--- MATERIAL PROVIDED Enclosed Below ---

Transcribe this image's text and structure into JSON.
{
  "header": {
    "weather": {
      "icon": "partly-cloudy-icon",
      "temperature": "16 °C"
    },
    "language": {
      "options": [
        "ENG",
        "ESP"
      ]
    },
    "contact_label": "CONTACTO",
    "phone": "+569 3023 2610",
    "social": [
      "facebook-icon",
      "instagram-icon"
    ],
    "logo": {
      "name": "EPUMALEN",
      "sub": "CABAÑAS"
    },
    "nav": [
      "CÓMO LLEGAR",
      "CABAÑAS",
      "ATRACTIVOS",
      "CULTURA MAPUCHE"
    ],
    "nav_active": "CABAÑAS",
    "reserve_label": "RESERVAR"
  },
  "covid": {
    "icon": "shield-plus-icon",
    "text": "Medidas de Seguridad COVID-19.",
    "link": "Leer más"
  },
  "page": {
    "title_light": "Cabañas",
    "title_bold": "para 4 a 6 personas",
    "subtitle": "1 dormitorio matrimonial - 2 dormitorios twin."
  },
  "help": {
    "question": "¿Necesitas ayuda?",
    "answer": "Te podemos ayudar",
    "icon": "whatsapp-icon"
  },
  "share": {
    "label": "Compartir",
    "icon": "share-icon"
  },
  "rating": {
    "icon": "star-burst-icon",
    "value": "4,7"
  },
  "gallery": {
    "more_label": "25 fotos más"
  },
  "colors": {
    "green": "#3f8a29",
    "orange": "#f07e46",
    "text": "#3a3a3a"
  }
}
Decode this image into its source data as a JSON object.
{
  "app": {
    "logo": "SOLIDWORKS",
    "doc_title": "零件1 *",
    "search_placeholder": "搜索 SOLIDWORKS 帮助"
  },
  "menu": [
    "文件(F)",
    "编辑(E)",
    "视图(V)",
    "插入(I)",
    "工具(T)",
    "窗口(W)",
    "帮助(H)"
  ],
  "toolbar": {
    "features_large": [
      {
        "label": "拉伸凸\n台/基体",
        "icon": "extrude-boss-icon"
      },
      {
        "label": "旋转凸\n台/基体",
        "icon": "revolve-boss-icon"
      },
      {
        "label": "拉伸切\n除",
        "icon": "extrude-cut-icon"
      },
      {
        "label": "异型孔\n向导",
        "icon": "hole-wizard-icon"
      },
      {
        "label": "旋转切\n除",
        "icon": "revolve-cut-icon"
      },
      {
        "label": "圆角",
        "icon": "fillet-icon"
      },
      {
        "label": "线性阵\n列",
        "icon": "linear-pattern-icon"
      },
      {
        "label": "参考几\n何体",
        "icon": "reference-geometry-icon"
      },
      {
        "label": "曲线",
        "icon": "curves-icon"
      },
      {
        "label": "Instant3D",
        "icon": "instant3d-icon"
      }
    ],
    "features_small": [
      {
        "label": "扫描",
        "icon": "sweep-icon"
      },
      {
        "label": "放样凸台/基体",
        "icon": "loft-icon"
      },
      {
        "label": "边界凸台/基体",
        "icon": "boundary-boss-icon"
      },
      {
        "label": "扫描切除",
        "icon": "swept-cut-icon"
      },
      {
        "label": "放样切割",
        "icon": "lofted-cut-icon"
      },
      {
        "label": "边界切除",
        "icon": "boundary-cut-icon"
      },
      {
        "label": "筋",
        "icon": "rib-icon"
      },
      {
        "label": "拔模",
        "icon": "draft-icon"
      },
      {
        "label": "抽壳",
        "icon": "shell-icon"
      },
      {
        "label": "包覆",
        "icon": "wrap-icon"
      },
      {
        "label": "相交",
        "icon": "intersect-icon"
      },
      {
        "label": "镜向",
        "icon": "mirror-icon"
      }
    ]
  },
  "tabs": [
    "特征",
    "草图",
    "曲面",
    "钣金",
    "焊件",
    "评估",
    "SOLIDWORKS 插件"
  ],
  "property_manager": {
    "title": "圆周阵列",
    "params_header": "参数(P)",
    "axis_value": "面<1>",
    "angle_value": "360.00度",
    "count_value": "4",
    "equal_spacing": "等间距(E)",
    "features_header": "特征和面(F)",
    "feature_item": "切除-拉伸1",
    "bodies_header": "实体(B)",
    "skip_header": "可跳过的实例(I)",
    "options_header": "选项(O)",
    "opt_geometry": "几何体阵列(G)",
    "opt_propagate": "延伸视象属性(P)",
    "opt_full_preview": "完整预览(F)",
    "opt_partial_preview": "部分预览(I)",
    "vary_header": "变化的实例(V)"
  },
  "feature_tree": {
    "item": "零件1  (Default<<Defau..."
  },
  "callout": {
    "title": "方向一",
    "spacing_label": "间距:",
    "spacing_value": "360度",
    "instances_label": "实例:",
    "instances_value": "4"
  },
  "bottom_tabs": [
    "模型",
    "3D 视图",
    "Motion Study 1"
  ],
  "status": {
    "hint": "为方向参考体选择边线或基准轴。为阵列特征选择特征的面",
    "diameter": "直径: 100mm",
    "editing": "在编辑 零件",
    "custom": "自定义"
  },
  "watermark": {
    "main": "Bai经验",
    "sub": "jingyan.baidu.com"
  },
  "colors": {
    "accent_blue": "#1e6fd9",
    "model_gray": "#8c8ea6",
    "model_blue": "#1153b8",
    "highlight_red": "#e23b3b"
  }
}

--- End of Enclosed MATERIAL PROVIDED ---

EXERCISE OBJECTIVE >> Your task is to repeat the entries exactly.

REPLY TO THE EXERCISE >>
Transcribe this image's text and structure into JSON.
{
  "header": {
    "weather": {
      "icon": "partly-cloudy-icon",
      "temperature": "16 °C"
    },
    "language": {
      "options": [
        "ENG",
        "ESP"
      ]
    },
    "contact_label": "CONTACTO",
    "phone": "+569 3023 2610",
    "social": [
      "facebook-icon",
      "instagram-icon"
    ],
    "logo": {
      "name": "EPUMALEN",
      "sub": "CABAÑAS"
    },
    "nav": [
      "CÓMO LLEGAR",
      "CABAÑAS",
      "ATRACTIVOS",
      "CULTURA MAPUCHE"
    ],
    "nav_active": "CABAÑAS",
    "reserve_label": "RESERVAR"
  },
  "covid": {
    "icon": "shield-plus-icon",
    "text": "Medidas de Seguridad COVID-19.",
    "link": "Leer más"
  },
  "page": {
    "title_light": "Cabañas",
    "title_bold": "para 4 a 6 personas",
    "subtitle": "1 dormitorio matrimonial - 2 dormitorios twin."
  },
  "help": {
    "question": "¿Necesitas ayuda?",
    "answer": "Te podemos ayudar",
    "icon": "whatsapp-icon"
  },
  "share": {
    "label": "Compartir",
    "icon": "share-icon"
  },
  "rating": {
    "icon": "star-burst-icon",
    "value": "4,7"
  },
  "gallery": {
    "more_label": "25 fotos más"
  },
  "colors": {
    "green": "#3f8a29",
    "orange": "#f07e46",
    "text": "#3a3a3a"
  }
}
Decode this image into its source data as a JSON object.
{
  "app": {
    "logo": "SOLIDWORKS",
    "doc_title": "零件1 *",
    "search_placeholder": "搜索 SOLIDWORKS 帮助"
  },
  "menu": [
    "文件(F)",
    "编辑(E)",
    "视图(V)",
    "插入(I)",
    "工具(T)",
    "窗口(W)",
    "帮助(H)"
  ],
  "toolbar": {
    "features_large": [
      {
        "label": "拉伸凸\n台/基体",
        "icon": "extrude-boss-icon"
      },
      {
        "label": "旋转凸\n台/基体",
        "icon": "revolve-boss-icon"
      },
      {
        "label": "拉伸切\n除",
        "icon": "extrude-cut-icon"
      },
      {
        "label": "异型孔\n向导",
        "icon": "hole-wizard-icon"
      },
      {
        "label": "旋转切\n除",
        "icon": "revolve-cut-icon"
      },
      {
        "label": "圆角",
        "icon": "fillet-icon"
      },
      {
        "label": "线性阵\n列",
        "icon": "linear-pattern-icon"
      },
      {
        "label": "参考几\n何体",
        "icon": "reference-geometry-icon"
      },
      {
        "label": "曲线",
        "icon": "curves-icon"
      },
      {
        "label": "Instant3D",
        "icon": "instant3d-icon"
      }
    ],
    "features_small": [
      {
        "label": "扫描",
        "icon": "sweep-icon"
      },
      {
        "label": "放样凸台/基体",
        "icon": "loft-icon"
      },
      {
        "label": "边界凸台/基体",
        "icon": "boundary-boss-icon"
      },
      {
        "label": "扫描切除",
        "icon": "swept-cut-icon"
      },
      {
        "label": "放样切割",
        "icon": "lofted-cut-icon"
      },
      {
        "label": "边界切除",
        "icon": "boundary-cut-icon"
      },
      {
        "label": "筋",
        "icon": "rib-icon"
      },
      {
        "label": "拔模",
        "icon": "draft-icon"
      },
      {
        "label": "抽壳",
        "icon": "shell-icon"
      },
      {
        "label": "包覆",
        "icon": "wrap-icon"
      },
      {
        "label": "相交",
        "icon": "intersect-icon"
      },
      {
        "label": "镜向",
        "icon": "mirror-icon"
      }
    ]
  },
  "tabs": [
    "特征",
    "草图",
    "曲面",
    "钣金",
    "焊件",
    "评估",
    "SOLIDWORKS 插件"
  ],
  "property_manager": {
    "title": "圆周阵列",
    "params_header": "参数(P)",
    "axis_value": "面<1>",
    "angle_value": "360.00度",
    "count_value": "4",
    "equal_spacing": "等间距(E)",
    "features_header": "特征和面(F)",
    "feature_item": "切除-拉伸1",
    "bodies_header": "实体(B)",
    "skip_header": "可跳过的实例(I)",
    "options_header": "选项(O)",
    "opt_geometry": "几何体阵列(G)",
    "opt_propagate": "延伸视象属性(P)",
    "opt_full_preview": "完整预览(F)",
    "opt_partial_preview": "部分预览(I)",
    "vary_header": "变化的实例(V)"
  },
  "feature_tree": {
    "item": "零件1  (Default<<Defau..."
  },
  "callout": {
    "title": "方向一",
    "spacing_label": "间距:",
    "spacing_value": "360度",
    "instances_label": "实例:",
    "instances_value": "4"
  },
  "bottom_tabs": [
    "模型",
    "3D 视图",
    "Motion Study 1"
  ],
  "status": {
    "hint": "为方向参考体选择边线或基准轴。为阵列特征选择特征的面",
    "diameter": "直径: 100mm",
    "editing": "在编辑 零件",
    "custom": "自定义"
  },
  "watermark": {
    "main": "Bai经验",
    "sub": "jingyan.baidu.com"
  },
  "colors": {
    "accent_blue": "#1e6fd9",
    "model_gray": "#8c8ea6",
    "model_blue": "#1153b8",
    "highlight_red": "#e23b3b"
  }
}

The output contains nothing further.